Aim of the task » Please copy each line of the records below that includes the word "subtitle".

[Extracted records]
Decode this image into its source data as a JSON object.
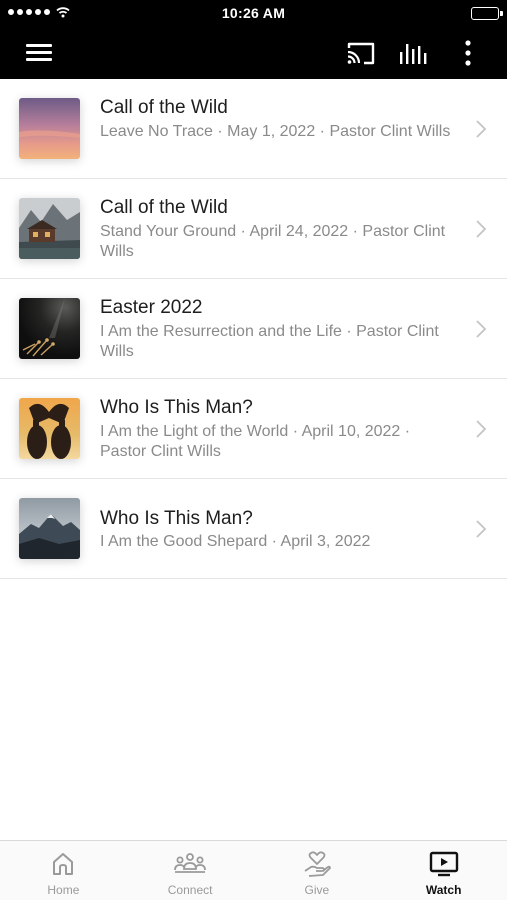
{
  "status_bar": {
    "time": "10:26 AM"
  },
  "header": {
    "menu_icon": "hamburger-icon",
    "cast_icon": "cast-icon",
    "audio_icon": "audio-bars-icon",
    "more_icon": "more-vertical-icon"
  },
  "sermons": [
    {
      "title": "Call of the Wild",
      "subtitle": "Leave No Trace · May 1, 2022 · Pastor Clint Wills",
      "thumb": "sunset-sky"
    },
    {
      "title": "Call of the Wild",
      "subtitle": "Stand Your Ground · April 24, 2022 · Pastor Clint Wills",
      "thumb": "mountain-cabin"
    },
    {
      "title": "Easter 2022",
      "subtitle": "I Am the Resurrection and the Life · Pastor Clint Wills",
      "thumb": "dark-wheat"
    },
    {
      "title": "Who Is This Man?",
      "subtitle": "I Am the Light of the World · April 10, 2022 · Pastor Clint Wills",
      "thumb": "heart-hands"
    },
    {
      "title": "Who Is This Man?",
      "subtitle": "I Am the Good Shepard · April 3, 2022",
      "thumb": "mountain-range"
    }
  ],
  "tabs": [
    {
      "label": "Home",
      "icon": "home-icon",
      "active": false
    },
    {
      "label": "Connect",
      "icon": "people-icon",
      "active": false
    },
    {
      "label": "Give",
      "icon": "give-hand-icon",
      "active": false
    },
    {
      "label": "Watch",
      "icon": "tv-play-icon",
      "active": true
    }
  ],
  "colors": {
    "header_bg": "#000000",
    "active_tab": "#111111",
    "inactive_tab": "#9a9a9a",
    "subtitle": "#8a8a8a"
  }
}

Answer to this problem »
      "subtitle": "Leave No Trace · May 1, 2022 · Pastor Clint Wills",
      "subtitle": "Stand Your Ground · April 24, 2022 · Pastor Clint Wills",
      "subtitle": "I Am the Resurrection and the Life · Pastor Clint Wills",
      "subtitle": "I Am the Light of the World · April 10, 2022 · Pastor Clint Wills",
      "subtitle": "I Am the Good Shepard · April 3, 2022",
    "subtitle": "#8a8a8a"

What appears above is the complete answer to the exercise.